As he considered his answer, Stanback delivered a monologue, at various points sharing that he was gay and homeless, that he could be a bit “theatrical,” and that no one would stop him from achieving his goal.

“I’m going to be the mayor,” Stanback promised. “You may not like it.”

McGann urged Stanback to keep his attention on the pertinent legal issues.

“Don’t talk to me like I’m a child,” Stanback countered. “You’re being very condescending.”

“Mr. Stanback,” McGann said, “what do you want to do with this matter?”

Stanback turned to him and asked: “If you were in my shoes, what would you do?”

“I can’t do that, sir,” McGann replied. “I can’t direct you.”

“What would you do?” Stanback insisted.

“I wouldn’t run for office,” McGann answered.

McGann excused Ernest Johnson’s surrogates, who were replaced by Stanback’s second challenger, James Butler, who is also running for mayor.

Butler had questioned 141 of Stanback’s signatures. But moments after beginning the mediation, Butler announced that he had “rethought my strategy” and withdrew his challenge.

Butler stood and left the hearing room, later explaining that “everyone has a right to run . . . and it’s simply good for democracy to give the voters a choice.”

Stanback remained in his seat, considering his options.

“Either you withdraw or take it to the board,” McGann reminded him.

Moments later, Stanback said he had reached a decision: He would not be a candidate in the Democratic primary.

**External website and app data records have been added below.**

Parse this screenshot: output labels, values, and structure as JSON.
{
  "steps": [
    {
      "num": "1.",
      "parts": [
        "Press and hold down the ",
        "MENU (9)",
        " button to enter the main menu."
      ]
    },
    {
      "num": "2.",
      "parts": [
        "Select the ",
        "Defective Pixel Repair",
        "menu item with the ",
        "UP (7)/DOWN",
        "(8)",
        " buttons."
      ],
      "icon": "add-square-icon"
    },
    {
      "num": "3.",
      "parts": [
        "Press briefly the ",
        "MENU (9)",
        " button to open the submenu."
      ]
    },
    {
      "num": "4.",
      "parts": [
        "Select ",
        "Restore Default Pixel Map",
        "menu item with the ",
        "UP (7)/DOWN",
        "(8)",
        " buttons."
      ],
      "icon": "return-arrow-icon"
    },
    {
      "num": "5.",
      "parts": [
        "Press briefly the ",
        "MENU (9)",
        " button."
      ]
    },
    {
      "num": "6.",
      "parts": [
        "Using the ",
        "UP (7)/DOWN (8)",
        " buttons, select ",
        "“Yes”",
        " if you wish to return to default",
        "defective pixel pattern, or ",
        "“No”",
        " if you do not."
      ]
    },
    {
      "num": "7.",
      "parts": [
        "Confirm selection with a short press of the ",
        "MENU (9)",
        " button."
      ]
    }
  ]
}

But he was not done with mayoral politics.

“I’m going to run as an Independent, baby!” he proclaimed, his smile wide.

He will need 3,000 fresh signatures to qualify for the November ballot, the board officials told him. The deadline is Aug. 8.

“I won’t rest,” Stanback replied. “I will be the mayor.”